The future of rail freight is at the heart of a project at the University of Huddersfield to lighten railway bogies with improved materials.
An ambitious plan to double the amount of European freight carried by rail could depend on the development of lighter-weight bogies produced using stronger steels and innovative manufacturing techniques, according to findings by experts at the University of Huddersfield.
Its Institute of Railway Research is a participant in the project named DynaFreight, a component of the EU-funded scheme Shift2Rail, which has a total budget of 940 million euros, which is a joint undertaking under the H2020 Research and Innovation Programme.
DynaFreight was launched in late 2016 at a meeting held in Brussels that was attended by the Director of Huddersfield’s IRR, Professor Simon Iwnicki. The stated aim of the project is to seek innovative technical answers for improving train dynamics and the operation of longer freight trains.
A roster of major European research institutes and manufacturing companies is taking part. IRR Research Fellow Dr Samuel Hawksbee – a structural engineer – and Visiting Professor Jay Jaiswal – an expert on steels – have taken the lead on a DynaFreight work package investigating ways to make the bogies of rail vehicles lighter.
“Potentially, lightweighting has various advantages, such as reducing energy consumption, carbon emissions and damage to the track,” said Dr Hawksbee.

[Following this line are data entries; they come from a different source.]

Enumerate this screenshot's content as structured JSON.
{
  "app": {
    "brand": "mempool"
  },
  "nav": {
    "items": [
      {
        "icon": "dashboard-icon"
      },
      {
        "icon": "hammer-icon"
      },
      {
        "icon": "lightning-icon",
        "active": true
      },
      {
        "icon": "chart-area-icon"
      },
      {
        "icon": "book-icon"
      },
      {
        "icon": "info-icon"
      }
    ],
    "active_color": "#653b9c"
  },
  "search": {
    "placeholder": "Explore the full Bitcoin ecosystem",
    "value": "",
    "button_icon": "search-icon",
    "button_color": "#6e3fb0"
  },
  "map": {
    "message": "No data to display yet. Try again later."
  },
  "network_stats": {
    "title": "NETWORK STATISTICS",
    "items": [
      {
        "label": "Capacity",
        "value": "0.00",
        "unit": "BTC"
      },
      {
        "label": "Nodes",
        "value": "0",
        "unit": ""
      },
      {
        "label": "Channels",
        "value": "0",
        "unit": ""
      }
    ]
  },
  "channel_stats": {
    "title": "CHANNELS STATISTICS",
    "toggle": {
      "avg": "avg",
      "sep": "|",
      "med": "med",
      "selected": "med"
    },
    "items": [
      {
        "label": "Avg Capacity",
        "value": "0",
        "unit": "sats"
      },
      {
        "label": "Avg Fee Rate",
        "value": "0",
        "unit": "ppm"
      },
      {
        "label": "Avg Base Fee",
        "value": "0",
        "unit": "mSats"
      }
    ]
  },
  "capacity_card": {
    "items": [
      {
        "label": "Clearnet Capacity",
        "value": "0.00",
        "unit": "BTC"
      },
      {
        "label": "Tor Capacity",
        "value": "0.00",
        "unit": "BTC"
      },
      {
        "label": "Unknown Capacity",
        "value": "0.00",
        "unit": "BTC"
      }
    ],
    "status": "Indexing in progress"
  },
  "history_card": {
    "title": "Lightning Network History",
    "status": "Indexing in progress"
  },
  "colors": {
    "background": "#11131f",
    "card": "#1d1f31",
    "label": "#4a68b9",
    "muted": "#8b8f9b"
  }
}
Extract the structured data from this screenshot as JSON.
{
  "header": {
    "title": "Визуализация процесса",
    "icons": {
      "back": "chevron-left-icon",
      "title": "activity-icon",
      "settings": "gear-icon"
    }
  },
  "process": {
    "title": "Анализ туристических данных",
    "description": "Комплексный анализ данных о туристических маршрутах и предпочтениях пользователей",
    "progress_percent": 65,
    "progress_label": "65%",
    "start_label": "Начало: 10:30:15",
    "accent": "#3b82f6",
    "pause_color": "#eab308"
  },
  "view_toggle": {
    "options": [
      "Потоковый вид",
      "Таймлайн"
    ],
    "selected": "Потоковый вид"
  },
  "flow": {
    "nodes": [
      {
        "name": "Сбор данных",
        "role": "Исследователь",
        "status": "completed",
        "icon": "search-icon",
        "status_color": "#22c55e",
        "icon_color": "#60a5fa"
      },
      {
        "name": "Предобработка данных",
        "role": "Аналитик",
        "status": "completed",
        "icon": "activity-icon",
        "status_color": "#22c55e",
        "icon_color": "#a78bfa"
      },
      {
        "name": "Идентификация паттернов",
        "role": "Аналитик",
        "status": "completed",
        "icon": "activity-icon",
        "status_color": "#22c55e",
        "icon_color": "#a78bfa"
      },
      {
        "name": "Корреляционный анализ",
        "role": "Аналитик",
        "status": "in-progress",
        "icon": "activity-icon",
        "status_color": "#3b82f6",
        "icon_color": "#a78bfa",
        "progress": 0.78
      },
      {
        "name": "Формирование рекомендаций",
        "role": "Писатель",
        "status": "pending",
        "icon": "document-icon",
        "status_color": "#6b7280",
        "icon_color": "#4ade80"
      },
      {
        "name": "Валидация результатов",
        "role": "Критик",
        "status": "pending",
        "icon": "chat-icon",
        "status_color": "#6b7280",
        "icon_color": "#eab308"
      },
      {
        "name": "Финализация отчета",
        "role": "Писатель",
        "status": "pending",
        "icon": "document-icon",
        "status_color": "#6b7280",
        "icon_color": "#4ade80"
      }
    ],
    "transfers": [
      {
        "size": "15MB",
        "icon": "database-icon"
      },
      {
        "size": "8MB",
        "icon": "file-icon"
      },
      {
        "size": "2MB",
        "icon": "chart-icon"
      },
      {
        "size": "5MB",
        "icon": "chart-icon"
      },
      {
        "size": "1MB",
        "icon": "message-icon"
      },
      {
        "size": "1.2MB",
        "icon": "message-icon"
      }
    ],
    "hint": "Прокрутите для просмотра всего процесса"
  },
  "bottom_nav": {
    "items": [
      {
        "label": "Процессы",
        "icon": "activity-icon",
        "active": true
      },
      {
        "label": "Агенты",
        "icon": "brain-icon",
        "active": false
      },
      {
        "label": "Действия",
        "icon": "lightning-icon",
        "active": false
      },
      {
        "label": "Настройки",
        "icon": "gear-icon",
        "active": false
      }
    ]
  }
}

The research at the IRR was carried out in conjunction with the Valencia plant of Swiss-based train manufacturers Stadler.
“It provided information on one of its bogies and asked what we can do to make it lighter,” explained Dr Hawksbee.
The focus was placed on the use of higher-strength steels as an alternative to the mild steels normally used for bogie construction. This could result in reduced weight, but it would be vital to develop techniques for improved welding of joints.
“So we are looking not just at what we can do with the steels, but what we can do to manufacturing methods to improve the welds – or to eliminate them completely, by asking if there are different technologies for joining different steel elements,” said Dr Hawksbee.
He added that in order to take advantage of higher strength steels, manufacturing techniques would have to change, and the railway industry could learn from automotive manufacturers, who are well ahead in reducing the weight of components.
But more research is needed, because a rail bogie carries much heavier loads than the chassis of a car, said Dr Hawksbee. He and Professor Jaiswal are now compiling a report on their findings, and it will signal avenues for new directions in research.